OK, I know why the bias level is applied, which is so that the
analogue-to-digital convertor doesn't get any random negative input,
which would happen if the baseline signal was zero. Some would be
negative on average, but if you apply a constant positive level, then
all the ADC input would be positive and can be just subtracted later.

But why is the concept of negative input bad? Can anyone help me?

Thanks,
Steve

Chris L Peterson
March 5th 04, 11:30 PM
On 5 Mar 2004 13:22:07 -0800, (Steve Shorlin)
wrote:

>OK, I know why the bias level is applied, which is so that the
>analogue-to-digital convertor doesn't get any random negative input,
>which would happen if the baseline signal was zero. Some would be
>negative on average, but if you apply a constant positive level, then
>all the ADC input would be positive and can be just subtracted later.
>
>But why is the concept of negative input bad? Can anyone help me?

Most cameras produce unsigned 16-bit data. That means there is no way to
distinguish between a small negative value and a value near saturation. Other
than that, there would be no reason you would have to provide a positive bias.
It makes working with the data simpler if you stay positive; naturally you could
been applied (assuming you have some mechanism to figure out if the data is
negative).

_________________________________________________

Chris L Peterson
Cloudbait Observatory
http://www.cloudbait.com

David Nakamoto
March 6th 04, 09:34 PM
"Chris L Peterson" > wrote in message
...
> On 5 Mar 2004 13:22:07 -0800, (Steve Shorlin)
> wrote:
>
> >OK, I know why the bias level is applied, which is so that the
> >analogue-to-digital convertor doesn't get any random negative input,
> >which would happen if the baseline signal was zero. Some would be
> >negative on average, but if you apply a constant positive level, then
> >all the ADC input would be positive and can be just subtracted later.
> >
> >But why is the concept of negative input bad? Can anyone help me?
>
> Most cameras produce unsigned 16-bit data.

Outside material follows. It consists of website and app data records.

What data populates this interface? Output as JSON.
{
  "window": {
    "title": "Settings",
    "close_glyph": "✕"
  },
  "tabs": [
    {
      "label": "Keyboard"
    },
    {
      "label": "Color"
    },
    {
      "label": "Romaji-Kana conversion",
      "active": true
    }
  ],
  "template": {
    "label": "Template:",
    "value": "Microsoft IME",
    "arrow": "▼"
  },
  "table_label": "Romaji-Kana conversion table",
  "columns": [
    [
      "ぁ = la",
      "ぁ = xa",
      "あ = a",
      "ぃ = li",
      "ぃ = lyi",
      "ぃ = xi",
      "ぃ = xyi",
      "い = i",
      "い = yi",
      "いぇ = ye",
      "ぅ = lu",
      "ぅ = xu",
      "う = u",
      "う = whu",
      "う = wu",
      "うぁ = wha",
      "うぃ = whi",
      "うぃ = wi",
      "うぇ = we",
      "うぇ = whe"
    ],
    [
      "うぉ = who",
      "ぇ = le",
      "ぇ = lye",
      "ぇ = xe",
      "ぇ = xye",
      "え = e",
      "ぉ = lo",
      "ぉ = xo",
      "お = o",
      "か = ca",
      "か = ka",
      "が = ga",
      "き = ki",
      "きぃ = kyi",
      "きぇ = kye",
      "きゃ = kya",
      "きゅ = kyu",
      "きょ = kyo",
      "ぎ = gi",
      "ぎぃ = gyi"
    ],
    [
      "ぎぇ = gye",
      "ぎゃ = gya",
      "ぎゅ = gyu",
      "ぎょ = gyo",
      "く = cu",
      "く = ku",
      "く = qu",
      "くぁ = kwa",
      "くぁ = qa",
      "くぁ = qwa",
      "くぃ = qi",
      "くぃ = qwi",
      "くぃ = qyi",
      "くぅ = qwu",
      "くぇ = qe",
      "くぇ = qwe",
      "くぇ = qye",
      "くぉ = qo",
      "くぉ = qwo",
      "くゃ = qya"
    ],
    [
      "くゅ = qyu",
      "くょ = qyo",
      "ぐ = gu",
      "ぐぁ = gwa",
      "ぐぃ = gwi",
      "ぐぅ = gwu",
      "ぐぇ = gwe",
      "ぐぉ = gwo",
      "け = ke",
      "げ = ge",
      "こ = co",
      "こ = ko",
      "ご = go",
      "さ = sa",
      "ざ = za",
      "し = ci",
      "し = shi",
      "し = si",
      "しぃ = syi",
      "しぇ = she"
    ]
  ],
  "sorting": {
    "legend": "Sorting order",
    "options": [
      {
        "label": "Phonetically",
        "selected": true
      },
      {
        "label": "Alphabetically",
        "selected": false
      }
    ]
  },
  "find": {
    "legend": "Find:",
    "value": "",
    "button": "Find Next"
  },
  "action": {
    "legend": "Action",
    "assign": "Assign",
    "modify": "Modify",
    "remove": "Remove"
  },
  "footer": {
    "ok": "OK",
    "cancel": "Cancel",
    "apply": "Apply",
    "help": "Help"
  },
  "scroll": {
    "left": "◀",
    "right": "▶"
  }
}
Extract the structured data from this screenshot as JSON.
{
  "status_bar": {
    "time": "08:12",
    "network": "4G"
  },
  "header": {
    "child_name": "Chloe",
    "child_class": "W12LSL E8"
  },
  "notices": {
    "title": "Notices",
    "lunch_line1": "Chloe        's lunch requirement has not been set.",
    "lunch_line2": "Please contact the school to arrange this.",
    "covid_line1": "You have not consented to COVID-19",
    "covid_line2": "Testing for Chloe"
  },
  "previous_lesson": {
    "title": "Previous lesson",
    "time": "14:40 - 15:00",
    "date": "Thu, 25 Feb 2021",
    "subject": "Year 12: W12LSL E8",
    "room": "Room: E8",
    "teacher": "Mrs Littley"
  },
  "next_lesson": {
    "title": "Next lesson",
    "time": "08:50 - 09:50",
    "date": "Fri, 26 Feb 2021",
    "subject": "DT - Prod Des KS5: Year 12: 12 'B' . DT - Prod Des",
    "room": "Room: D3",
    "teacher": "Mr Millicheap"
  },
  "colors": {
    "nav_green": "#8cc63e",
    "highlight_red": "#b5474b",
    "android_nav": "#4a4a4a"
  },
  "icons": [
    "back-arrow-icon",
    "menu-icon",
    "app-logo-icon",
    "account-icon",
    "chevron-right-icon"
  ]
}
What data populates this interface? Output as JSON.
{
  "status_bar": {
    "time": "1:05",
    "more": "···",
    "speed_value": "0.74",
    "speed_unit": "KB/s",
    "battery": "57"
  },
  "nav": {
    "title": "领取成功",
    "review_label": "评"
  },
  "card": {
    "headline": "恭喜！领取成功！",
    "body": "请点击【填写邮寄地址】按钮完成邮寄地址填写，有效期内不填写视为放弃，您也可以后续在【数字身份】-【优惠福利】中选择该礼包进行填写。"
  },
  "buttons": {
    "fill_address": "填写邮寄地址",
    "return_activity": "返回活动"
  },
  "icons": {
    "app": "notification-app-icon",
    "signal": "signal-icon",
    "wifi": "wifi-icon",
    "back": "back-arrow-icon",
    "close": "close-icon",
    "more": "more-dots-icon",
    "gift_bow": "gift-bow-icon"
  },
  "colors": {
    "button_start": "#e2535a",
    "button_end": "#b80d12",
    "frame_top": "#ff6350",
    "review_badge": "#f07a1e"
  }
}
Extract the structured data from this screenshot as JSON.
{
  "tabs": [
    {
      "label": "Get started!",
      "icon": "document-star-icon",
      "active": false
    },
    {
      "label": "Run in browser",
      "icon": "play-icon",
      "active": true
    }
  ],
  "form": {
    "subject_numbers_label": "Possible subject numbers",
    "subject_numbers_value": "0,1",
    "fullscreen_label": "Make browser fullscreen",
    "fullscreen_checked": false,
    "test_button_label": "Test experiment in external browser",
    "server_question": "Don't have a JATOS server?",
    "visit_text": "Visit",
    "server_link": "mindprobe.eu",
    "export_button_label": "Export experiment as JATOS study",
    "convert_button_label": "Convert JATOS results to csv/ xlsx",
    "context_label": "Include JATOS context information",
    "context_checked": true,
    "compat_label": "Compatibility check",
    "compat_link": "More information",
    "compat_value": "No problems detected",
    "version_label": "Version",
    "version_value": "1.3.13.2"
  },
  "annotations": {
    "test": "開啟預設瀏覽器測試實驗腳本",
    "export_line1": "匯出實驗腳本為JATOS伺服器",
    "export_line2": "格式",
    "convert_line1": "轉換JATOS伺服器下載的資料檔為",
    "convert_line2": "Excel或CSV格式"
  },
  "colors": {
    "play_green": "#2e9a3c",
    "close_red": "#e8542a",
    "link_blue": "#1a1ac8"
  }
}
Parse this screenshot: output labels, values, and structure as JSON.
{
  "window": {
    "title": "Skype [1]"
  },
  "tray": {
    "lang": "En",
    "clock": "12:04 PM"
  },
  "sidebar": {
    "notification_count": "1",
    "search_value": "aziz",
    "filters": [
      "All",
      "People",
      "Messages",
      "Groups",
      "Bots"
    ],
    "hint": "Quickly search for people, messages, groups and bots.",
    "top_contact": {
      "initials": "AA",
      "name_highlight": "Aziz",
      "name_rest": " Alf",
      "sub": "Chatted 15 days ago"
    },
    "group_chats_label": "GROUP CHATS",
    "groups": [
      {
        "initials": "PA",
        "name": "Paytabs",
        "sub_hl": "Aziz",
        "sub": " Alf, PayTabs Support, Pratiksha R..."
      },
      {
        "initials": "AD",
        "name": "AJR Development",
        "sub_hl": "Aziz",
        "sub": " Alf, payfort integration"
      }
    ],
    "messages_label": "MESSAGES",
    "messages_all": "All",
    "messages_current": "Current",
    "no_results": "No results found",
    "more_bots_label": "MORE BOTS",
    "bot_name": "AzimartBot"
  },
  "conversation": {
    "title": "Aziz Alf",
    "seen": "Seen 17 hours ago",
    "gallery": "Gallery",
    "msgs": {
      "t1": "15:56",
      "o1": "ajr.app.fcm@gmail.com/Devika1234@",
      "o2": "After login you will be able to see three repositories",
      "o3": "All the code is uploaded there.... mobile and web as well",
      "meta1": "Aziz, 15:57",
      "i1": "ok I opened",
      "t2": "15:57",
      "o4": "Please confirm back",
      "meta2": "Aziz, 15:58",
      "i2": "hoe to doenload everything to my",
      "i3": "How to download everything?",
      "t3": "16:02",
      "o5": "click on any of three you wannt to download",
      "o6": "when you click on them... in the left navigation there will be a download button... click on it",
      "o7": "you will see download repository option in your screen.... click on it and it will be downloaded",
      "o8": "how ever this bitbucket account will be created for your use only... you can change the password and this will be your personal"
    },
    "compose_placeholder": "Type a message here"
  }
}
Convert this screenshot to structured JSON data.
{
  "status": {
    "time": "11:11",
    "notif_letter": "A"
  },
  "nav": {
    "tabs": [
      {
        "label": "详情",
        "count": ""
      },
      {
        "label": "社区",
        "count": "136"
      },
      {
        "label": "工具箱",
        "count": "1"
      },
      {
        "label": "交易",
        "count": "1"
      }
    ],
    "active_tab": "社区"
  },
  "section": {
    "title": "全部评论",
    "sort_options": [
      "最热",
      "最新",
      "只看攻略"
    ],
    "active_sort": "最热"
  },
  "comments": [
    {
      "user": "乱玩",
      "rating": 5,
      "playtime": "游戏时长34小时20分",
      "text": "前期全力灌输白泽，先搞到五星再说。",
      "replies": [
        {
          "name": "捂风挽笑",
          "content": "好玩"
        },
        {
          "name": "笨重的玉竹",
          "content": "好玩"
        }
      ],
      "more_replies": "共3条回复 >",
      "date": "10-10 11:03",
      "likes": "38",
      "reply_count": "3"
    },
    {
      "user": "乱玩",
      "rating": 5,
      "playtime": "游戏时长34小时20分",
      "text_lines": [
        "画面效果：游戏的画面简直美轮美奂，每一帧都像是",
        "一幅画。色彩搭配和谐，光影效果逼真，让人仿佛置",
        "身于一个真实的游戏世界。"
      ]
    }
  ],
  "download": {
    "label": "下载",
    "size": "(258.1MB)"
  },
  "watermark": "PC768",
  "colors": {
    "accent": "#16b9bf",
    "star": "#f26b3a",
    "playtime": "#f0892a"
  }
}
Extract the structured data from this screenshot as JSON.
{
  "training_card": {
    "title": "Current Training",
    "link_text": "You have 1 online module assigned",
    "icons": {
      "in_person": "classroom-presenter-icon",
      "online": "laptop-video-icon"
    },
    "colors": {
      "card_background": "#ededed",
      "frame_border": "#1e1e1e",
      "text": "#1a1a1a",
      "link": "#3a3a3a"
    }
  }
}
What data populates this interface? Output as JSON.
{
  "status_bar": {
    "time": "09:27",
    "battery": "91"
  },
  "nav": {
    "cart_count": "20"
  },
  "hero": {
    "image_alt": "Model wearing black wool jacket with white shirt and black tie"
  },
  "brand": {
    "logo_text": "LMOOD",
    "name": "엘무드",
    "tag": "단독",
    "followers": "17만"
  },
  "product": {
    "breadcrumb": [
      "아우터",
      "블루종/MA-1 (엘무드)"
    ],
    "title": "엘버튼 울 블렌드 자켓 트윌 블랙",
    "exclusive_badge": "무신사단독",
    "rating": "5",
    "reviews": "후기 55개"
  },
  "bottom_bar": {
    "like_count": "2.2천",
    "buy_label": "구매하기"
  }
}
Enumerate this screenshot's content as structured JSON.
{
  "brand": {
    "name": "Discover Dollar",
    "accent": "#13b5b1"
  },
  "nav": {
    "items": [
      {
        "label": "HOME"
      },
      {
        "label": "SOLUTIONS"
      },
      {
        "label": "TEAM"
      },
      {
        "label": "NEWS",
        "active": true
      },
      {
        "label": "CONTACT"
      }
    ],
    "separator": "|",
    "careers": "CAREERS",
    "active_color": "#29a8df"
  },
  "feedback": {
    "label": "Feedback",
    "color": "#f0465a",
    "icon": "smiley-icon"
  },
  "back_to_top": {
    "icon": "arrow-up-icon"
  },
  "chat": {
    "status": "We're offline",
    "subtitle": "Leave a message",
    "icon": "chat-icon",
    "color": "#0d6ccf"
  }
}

That means there is no way to
> distinguish between a small negative value and a value near saturation.
Other
> than that, there would be no reason you would have to provide a positive
bias.
> It makes working with the data simpler if you stay positive; naturally you
could
> force that once the data is retrieved from the camera if a bias hasn't
> been applied (assuming you have some mechanism to figure out if the data
is
> negative).

I'd like to elaborate on this. My two cents.

Since you're not expecting negative signals fromt he CCD (less photons than
zero?! What a concept! ^_^ ) it's desirable to use the full scale
available on the AtoD converter, so if it's 16-bits, you want as much of
that 16-bits as possible. Unfortunately, due to noise in the analog stages,
you might get negative going signals, and this produces what appears to be
large positive pixel values after you convert, hence the bias.

So one idea is to reduce the noise. This leads to low noise amplifiers and
careful construction to shield all analog lines from noise. By the way,
this is why Meade took two years to get their 216XT out the door once they
announced it. I talked to a contractor they hired to solve their problems,
and he finally was able to convince them that placing the power supply so
close to the analog circuits was the main reason they saw so much noise from
the camera. But anyways, you have to do it before it gets converted,
otherwise it's impossible to process the
noise-looking-like-large-pixels-values out later. You might reject
legitimate signals out of the image.

--
Sincerely,
--- Dave
----------------------------------------------------------------------
It don't mean a thing
unless it has that certain "je ne sais quoi"
Duke Ellington
----------------------------------------------------------------------

Steve Shorlin
March 8th 04, 04:47 PM
Thanks Dave and Chris. Big help there guys to a PhD candidate who has
used many CCDs, but has had the fiddly finer points pass him by.